• [GOAL OF THE EXERCISE]
Across the listing below, work out how many lines include the word "title". Give the number alone.

START MATERIALS PROVIDED

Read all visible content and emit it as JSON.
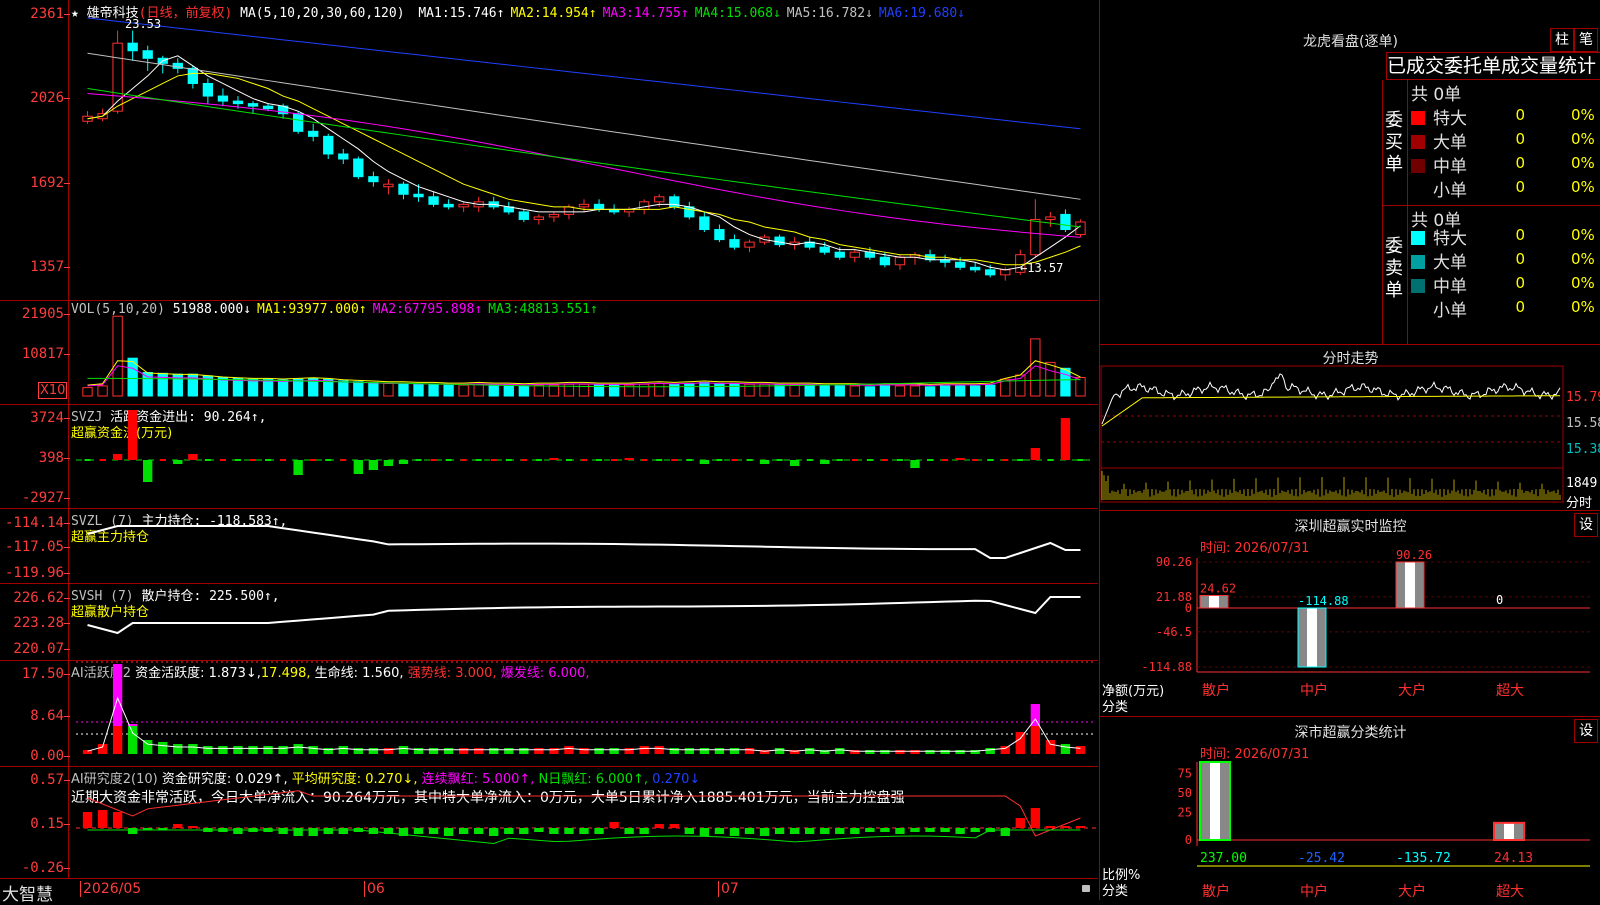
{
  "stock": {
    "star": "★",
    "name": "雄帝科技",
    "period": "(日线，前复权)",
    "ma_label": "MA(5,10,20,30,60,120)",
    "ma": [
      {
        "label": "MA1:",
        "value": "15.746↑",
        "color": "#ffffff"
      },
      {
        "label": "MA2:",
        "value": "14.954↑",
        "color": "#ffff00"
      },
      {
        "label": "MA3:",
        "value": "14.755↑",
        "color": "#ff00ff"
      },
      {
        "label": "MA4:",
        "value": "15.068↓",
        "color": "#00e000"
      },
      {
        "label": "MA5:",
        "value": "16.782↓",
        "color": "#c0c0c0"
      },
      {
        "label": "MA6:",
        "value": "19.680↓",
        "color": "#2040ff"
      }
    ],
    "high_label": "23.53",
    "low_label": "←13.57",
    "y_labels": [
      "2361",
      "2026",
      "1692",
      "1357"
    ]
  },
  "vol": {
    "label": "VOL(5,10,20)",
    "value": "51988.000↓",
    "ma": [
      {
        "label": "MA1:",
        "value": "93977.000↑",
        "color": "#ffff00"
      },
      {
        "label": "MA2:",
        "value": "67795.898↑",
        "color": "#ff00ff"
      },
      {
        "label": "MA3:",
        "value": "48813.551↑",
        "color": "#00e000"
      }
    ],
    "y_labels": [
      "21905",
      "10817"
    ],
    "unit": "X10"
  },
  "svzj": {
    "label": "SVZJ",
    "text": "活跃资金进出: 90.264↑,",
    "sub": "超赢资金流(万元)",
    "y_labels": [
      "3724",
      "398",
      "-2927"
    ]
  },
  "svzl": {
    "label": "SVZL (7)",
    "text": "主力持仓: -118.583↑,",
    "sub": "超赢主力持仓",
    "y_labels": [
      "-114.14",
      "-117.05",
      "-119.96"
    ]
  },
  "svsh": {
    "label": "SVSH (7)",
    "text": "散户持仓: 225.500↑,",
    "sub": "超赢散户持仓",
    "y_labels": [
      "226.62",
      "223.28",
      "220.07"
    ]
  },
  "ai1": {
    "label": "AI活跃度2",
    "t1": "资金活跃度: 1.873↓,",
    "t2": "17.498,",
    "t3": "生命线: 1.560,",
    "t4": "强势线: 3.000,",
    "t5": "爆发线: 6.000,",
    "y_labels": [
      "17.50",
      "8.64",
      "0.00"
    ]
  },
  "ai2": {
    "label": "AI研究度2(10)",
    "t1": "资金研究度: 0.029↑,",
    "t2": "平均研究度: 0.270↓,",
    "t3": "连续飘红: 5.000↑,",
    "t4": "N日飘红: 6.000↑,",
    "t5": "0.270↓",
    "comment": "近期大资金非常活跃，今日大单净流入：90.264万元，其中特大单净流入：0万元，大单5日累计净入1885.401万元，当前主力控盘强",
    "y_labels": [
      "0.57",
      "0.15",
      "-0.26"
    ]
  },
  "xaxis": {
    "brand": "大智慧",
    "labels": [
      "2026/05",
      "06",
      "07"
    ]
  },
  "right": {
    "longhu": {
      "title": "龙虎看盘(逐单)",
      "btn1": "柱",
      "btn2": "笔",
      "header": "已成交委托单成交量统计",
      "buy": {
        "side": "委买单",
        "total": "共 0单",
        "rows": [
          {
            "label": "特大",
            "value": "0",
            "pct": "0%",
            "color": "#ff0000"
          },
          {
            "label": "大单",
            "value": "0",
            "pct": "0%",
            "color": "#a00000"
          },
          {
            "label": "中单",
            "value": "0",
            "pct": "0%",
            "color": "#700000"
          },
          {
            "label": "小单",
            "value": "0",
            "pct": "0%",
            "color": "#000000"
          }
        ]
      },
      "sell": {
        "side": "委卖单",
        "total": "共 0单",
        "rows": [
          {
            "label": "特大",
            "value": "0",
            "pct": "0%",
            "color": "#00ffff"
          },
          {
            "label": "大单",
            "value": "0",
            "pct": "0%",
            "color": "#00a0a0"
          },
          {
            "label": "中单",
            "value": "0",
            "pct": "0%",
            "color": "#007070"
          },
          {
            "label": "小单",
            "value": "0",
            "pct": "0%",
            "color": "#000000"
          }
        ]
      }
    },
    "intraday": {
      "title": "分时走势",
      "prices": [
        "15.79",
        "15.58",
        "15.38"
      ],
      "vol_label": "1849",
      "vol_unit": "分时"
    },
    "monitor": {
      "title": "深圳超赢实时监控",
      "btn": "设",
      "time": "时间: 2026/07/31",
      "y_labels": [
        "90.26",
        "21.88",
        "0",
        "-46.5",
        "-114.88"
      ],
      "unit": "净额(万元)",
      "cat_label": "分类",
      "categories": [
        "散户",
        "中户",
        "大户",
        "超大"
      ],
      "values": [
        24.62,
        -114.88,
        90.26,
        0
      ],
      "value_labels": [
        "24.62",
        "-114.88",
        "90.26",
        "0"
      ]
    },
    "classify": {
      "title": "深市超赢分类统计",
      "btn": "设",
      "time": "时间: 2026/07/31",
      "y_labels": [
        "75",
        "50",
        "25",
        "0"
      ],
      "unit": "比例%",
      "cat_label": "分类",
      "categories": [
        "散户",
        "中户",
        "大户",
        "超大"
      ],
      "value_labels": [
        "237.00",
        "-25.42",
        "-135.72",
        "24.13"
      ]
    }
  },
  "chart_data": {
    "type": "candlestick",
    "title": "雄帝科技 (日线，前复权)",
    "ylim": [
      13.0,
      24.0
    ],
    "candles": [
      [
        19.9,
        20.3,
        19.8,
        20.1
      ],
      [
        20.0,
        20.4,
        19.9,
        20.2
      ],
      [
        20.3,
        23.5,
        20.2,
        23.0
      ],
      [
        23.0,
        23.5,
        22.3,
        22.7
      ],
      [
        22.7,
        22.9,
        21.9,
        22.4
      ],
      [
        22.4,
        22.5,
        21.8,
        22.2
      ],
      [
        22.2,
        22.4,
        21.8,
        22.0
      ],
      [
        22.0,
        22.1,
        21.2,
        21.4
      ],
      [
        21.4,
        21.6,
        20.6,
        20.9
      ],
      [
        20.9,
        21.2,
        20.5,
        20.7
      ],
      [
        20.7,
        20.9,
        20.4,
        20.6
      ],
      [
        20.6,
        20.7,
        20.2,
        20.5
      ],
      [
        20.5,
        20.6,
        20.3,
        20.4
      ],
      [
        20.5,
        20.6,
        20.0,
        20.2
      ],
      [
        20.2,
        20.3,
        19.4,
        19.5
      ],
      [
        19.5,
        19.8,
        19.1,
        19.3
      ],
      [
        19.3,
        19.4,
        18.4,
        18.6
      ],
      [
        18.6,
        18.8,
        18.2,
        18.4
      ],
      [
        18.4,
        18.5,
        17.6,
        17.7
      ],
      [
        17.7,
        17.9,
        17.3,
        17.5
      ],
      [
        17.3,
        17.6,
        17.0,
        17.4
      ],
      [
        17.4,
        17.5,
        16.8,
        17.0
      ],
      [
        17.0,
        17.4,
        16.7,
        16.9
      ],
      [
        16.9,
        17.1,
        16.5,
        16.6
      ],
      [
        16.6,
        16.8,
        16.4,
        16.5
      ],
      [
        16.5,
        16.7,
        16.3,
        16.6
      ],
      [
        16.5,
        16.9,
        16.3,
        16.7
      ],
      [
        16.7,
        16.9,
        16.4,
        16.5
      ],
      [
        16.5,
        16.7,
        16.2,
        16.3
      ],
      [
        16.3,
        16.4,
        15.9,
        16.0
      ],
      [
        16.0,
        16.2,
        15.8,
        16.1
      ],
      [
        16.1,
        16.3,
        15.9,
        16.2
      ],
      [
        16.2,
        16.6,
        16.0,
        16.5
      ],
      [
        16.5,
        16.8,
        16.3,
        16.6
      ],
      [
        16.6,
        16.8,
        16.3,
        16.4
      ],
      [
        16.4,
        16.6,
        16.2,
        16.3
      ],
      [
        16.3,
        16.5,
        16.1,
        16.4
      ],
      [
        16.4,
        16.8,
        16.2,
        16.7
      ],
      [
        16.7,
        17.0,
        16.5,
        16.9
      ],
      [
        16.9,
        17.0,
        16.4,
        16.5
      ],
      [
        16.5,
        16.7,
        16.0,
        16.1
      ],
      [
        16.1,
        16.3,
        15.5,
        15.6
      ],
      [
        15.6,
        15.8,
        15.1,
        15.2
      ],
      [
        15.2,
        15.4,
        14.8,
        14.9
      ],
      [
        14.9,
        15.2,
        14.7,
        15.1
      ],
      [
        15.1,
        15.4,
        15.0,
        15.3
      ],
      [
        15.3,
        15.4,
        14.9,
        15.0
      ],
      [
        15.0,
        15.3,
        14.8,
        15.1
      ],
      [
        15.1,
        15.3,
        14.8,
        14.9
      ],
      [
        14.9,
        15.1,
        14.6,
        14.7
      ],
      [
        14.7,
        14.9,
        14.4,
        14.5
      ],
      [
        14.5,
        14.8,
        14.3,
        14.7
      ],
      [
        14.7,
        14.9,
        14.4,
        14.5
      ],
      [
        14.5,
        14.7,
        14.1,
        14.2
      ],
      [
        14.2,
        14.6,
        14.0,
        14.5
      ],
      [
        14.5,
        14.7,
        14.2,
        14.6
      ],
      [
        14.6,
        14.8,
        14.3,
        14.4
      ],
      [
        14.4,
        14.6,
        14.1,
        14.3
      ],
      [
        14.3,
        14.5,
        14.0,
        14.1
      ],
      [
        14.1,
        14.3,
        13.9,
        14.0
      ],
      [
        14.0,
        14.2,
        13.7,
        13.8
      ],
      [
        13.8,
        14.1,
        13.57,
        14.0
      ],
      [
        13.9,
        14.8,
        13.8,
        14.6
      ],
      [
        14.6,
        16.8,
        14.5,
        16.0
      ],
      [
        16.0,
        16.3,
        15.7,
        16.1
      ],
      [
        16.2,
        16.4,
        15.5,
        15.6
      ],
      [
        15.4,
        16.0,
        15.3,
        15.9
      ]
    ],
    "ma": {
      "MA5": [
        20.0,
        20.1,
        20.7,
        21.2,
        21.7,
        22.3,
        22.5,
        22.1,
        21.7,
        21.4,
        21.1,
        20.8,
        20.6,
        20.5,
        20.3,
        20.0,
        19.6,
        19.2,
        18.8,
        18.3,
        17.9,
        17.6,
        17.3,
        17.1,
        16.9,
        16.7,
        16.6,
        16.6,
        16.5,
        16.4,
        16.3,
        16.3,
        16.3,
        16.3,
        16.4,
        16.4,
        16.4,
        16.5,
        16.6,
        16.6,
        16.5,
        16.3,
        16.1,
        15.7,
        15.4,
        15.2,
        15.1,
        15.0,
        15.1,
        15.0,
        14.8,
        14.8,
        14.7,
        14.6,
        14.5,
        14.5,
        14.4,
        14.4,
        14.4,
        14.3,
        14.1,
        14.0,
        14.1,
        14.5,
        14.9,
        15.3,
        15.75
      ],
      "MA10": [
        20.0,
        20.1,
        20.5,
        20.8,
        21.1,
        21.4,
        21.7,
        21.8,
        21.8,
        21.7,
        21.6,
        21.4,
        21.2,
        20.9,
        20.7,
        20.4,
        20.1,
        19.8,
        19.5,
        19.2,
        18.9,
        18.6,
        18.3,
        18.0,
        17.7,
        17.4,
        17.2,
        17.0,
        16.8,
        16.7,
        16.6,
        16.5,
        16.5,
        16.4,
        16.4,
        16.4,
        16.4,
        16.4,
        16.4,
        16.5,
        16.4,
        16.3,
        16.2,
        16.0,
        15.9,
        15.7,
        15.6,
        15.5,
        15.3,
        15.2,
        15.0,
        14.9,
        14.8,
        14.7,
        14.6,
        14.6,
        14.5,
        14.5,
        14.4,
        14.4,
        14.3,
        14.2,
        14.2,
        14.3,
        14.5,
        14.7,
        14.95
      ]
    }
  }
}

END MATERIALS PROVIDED

• [TASK RESULT]
5